According to a new study published in Royal Society Open Science, human teenagers and adolescent cows have something in common—they both get moody.

While research shows that calves and adults tend to have fairly stable reactions to being placed in new situations, the same is not true of adolescents. The study focused on Holstein cows in the dairy industry. Researchers observed them from before they were weaned to shortly after they became pregnant with their second babies.

During this period, the cows were exposed to new environments, people, and objects. Researchers distinguished two prevailing personalities from their reactions: assertive (or bold) and exploratory (or shy).

The study’s senior author, Marina von Keyserlingk, stated:
Different individuals will react in different ways. For instance, some calves and cows will immediately approach and investigate the object or human, or explore the new environment, while others will never touch the object or human and stand still for the duration of the test.
While baby and adult cows tended to react either boldly or more cautiously, adolescent cows between six and eight months of age were much more erratic. Just like human teenagers, cows endure emotional turbulence as they reach sexual maturity. Lori Marino, a neuroscientist and executive director of the Kimmela Center for Animal Advocacy, told the Guardian:
In the end, it tells us that if cows and humans share so much of their psychology with each other, we need to look at cows as beings who also have feelings about being farmed and having their children taken away from them in the dairy industry.
Research has already shown that cows use self-identifying sounds to communicate with their babies. But a recent study published in Scientific Reports reveals that they also use special sounds to convey their identity and specific emotions throughout their lives. Researchers analyzed 333 samples of cow vocalizations and found that cows use distinct moos to express feelings like excitement, arousal, and distress.

Lead researcher Alexandra Green stated:
Cows are gregarious, social animals. In one sense it isn’t surprising they assert their individual identity throughout their life and not just during mother-calf imprinting. But this is the first time we have been able to analyze voice to have conclusive evidence of this trait.
Just like humans, cows have rich emotions and complex social lives.

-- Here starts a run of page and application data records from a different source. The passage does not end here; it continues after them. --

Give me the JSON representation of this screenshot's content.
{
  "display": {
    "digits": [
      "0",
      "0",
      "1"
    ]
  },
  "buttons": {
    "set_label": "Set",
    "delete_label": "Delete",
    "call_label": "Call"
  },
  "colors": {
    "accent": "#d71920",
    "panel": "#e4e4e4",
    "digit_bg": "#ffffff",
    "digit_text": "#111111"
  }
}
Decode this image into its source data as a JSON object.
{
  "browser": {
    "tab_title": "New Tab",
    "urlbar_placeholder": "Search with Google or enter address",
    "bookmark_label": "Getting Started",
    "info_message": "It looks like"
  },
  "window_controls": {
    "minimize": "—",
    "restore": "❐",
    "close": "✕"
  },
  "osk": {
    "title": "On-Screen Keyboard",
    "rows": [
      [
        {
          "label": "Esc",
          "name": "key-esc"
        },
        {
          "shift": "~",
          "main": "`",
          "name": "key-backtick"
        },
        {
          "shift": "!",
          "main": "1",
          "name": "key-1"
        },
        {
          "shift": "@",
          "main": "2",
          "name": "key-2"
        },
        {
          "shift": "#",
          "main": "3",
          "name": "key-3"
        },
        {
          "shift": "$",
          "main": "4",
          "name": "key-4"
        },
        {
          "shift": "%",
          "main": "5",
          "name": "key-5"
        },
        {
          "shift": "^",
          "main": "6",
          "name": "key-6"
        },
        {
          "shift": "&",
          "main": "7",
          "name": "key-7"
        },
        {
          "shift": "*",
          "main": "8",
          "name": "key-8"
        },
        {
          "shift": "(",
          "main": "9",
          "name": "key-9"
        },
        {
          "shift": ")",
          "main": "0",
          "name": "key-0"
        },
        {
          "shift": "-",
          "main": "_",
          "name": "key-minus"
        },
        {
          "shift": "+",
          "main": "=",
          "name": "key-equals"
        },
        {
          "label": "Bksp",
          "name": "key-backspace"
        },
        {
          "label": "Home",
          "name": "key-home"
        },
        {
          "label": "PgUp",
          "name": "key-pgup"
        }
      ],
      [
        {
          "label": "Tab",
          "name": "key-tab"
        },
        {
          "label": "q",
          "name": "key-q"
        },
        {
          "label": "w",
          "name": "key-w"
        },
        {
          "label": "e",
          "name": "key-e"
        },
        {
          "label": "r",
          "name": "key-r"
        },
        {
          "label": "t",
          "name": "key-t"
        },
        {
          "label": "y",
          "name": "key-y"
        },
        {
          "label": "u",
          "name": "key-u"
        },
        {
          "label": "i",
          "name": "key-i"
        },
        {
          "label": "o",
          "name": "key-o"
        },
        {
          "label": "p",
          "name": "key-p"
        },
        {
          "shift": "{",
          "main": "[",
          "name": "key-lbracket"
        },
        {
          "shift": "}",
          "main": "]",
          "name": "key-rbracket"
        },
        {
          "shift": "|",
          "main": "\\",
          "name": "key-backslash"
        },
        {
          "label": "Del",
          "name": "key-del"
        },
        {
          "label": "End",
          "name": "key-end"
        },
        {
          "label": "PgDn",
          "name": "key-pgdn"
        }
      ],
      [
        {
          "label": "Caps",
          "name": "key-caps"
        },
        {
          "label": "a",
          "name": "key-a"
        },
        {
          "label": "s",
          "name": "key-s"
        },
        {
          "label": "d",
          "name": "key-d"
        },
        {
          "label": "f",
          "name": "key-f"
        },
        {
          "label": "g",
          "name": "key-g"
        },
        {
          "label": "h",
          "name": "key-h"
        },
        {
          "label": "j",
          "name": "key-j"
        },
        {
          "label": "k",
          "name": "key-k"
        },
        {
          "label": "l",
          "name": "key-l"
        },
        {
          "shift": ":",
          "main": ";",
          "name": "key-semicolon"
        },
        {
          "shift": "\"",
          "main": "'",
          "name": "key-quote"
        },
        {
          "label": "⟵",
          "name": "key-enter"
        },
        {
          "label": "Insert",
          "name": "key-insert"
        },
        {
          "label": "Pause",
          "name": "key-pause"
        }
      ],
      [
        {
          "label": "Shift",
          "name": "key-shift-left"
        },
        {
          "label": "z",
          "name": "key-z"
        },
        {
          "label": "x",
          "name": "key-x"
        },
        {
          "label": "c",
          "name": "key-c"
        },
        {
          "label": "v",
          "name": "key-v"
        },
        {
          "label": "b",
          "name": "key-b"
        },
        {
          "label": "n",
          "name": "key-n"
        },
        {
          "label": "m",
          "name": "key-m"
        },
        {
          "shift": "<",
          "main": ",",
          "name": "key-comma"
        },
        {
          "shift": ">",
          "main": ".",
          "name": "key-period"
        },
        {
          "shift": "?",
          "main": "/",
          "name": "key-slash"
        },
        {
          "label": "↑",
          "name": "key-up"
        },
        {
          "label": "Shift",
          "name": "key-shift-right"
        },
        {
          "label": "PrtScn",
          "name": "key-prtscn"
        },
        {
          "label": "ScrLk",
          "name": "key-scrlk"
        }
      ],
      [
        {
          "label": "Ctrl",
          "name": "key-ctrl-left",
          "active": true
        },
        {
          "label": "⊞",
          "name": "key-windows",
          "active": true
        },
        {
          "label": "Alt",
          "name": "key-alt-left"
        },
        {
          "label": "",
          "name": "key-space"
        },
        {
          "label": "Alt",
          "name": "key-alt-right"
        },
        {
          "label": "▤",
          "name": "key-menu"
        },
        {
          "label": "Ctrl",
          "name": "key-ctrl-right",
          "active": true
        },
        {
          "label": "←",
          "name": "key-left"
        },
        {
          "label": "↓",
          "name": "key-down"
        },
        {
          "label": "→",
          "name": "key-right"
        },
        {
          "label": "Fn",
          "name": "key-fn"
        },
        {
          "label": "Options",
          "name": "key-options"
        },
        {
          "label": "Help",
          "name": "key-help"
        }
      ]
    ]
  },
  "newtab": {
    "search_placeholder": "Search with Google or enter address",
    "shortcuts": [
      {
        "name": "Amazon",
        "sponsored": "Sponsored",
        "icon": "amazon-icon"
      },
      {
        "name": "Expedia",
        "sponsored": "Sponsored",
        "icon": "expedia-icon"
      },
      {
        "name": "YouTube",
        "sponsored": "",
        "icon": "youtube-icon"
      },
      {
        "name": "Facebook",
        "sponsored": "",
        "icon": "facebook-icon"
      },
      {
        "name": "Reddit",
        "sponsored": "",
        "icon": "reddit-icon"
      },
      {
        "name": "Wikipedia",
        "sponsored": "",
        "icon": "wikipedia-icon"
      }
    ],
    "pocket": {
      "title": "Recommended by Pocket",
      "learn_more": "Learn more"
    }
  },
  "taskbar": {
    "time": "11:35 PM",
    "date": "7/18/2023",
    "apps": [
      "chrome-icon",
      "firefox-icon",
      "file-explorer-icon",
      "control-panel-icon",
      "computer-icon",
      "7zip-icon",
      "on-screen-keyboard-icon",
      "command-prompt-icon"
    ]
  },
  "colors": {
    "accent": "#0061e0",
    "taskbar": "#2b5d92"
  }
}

They deserve to live happily, free from cruelty and suffering. Make a difference for cows by downloading our FREE Vegetarian Starter Guide and checking out our Pinterest page for thousands of vegan recipes!